Adding to his feature article in February’s NZSM,David Horsburgh PSP PCI CPP returns with a damning assessment of customer service culture within the Ministry of Social Development, writing that an organisational culture that treats customers without respect is a recipe for violence against staff. It’s something, he argues, that a post-Ashburton reviews of the MSD security environment have failed to consider.
In the previous issue of NZSM, David wrote that the 2018 report of the State Services Commission Inquiry into the use of external security consultants by government agencies had raised the need for debate of our industry’s legal and ethical use of intrusive surveillance techniques. In this issue, James Knapp provides a contrasting perspective, arguing that the SSC findings present significant – and seemingly unreasonable – barriers to agencies’ monitoring and assessment of threats.

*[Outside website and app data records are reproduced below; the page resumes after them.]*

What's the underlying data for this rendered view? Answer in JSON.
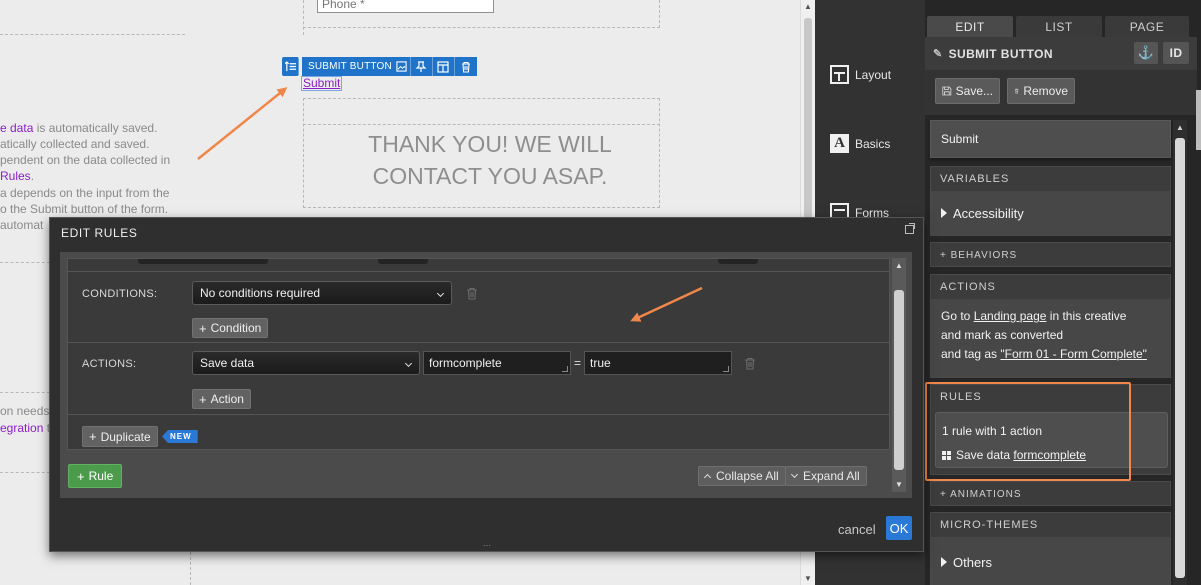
{
  "canvas": {
    "phone_placeholder": "Phone *",
    "element_toolbar": {
      "label": "SUBMIT BUTTON"
    },
    "submit_link": "Submit",
    "thank_you_line1": "THANK YOU! WE WILL",
    "thank_you_line2": "CONTACT YOU ASAP.",
    "text_lines": [
      {
        "purple": "e data",
        "rest": " is automatically saved."
      },
      {
        "purple": "",
        "rest": "atically collected and saved."
      },
      {
        "purple": "",
        "rest": "pendent on the data collected in"
      },
      {
        "purple": "Rules",
        "rest": "."
      },
      {
        "purple": "",
        "rest": "a depends on the input from the"
      },
      {
        "purple": "",
        "rest": "o the Submit button of the form."
      },
      {
        "purple": "",
        "rest": "automat"
      }
    ],
    "lower_lines": [
      {
        "purple": "",
        "rest": "on needs"
      },
      {
        "purple": "egration",
        "rest": " t"
      }
    ]
  },
  "nav": {
    "items": [
      {
        "label": "Layout",
        "icon": "layout-icon"
      },
      {
        "label": "Basics",
        "icon": "text-a-icon"
      },
      {
        "label": "Forms",
        "icon": "forms-icon"
      }
    ]
  },
  "panel": {
    "tabs": [
      "EDIT",
      "LIST",
      "PAGE"
    ],
    "header_title": "SUBMIT BUTTON",
    "id_label": "ID",
    "save_label": "Save...",
    "remove_label": "Remove",
    "submit_value": "Submit",
    "variables": {
      "title": "VARIABLES",
      "item": "Accessibility"
    },
    "behaviors_title": "+ BEHAVIORS",
    "actions": {
      "title": "ACTIONS",
      "line1_prefix": "Go to ",
      "line1_link": "Landing page",
      "line1_suffix": " in this creative",
      "line2": "and mark as converted",
      "line3_prefix": "and tag as ",
      "line3_link": "\"Form 01 - Form Complete\""
    },
    "rules": {
      "title": "RULES",
      "summary": "1 rule with 1 action",
      "detail_prefix": "Save data ",
      "detail_link": "formcomplete"
    },
    "animations_title": "+ ANIMATIONS",
    "micro_themes": {
      "title": "MICRO-THEMES",
      "item": "Others"
    }
  },
  "modal": {
    "title": "EDIT RULES",
    "conditions_label": "CONDITIONS:",
    "conditions_value": "No conditions required",
    "add_condition": "Condition",
    "actions_label": "ACTIONS:",
    "action_type": "Save data",
    "action_key": "formcomplete",
    "equals": "=",
    "action_value": "true",
    "add_action": "Action",
    "duplicate_label": "Duplicate",
    "new_badge": "NEW",
    "add_rule": "Rule",
    "collapse_all": "Collapse All",
    "expand_all": "Expand All",
    "cancel": "cancel",
    "ok": "OK"
  },
  "colors": {
    "accent_blue": "#1f73c9",
    "annotation_orange": "#f0874a",
    "link_purple": "#8b1ec7",
    "rule_green": "#4c9a4c"
  }
}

With minimum wage increases and other cost factors putting pressure on already very tight margins within the industry, it’s timely that Jane Arnott, Institute for Business Ethics’ New Zealand Representative, identifies areas of ethical concern in the industry. According to Jane, we should be taking pause to consider the same types of ethical questions around incentives and commissions that have recently embroiled Australia’s banking industry.
There’s plenty more news inside, with a useful legislative update from NZSA CEO Gary Morrison, an exploration of smart city trends by Ginger Schlueter, traffic management solutions from Hikvision, news from Panasonic and Hills, an update from VST about their new partnership with Digifort, and much, much more.

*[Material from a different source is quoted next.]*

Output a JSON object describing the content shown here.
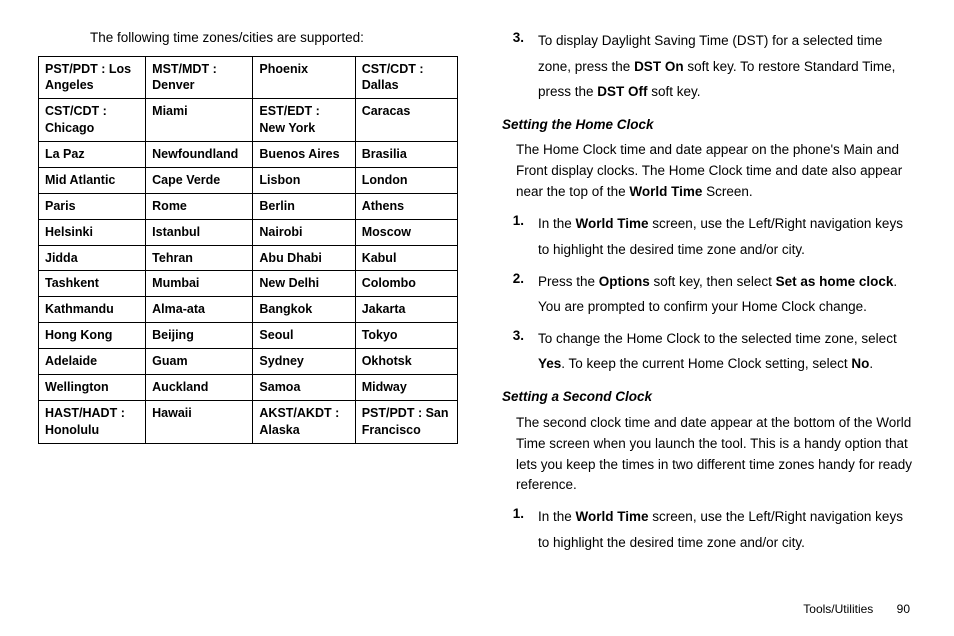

I hope to see as many of you as possible at the upcoming Women in Security on 3rd May at Te Papa Tongarewa in Wellington, which is being hosted by the ASIS New Zealand Chapter. This is must-attend security sector event where key note speakers, Bonnie Butlin and Grant Lecky will be joined by leaders from the New Zealand Cyber, Defence and Government sectors. Principal sponsor is Optic Security Group, and there are still some great sponsorship opportunities available. Visit www.asis.org.nz or contact email@example.com.
Also, make sure you’ve marked the NZSA Security Industry Awards Dinner on Friday 23 August into your diaries. This year’s instalment takes place at Crowne Plaza in Auckland.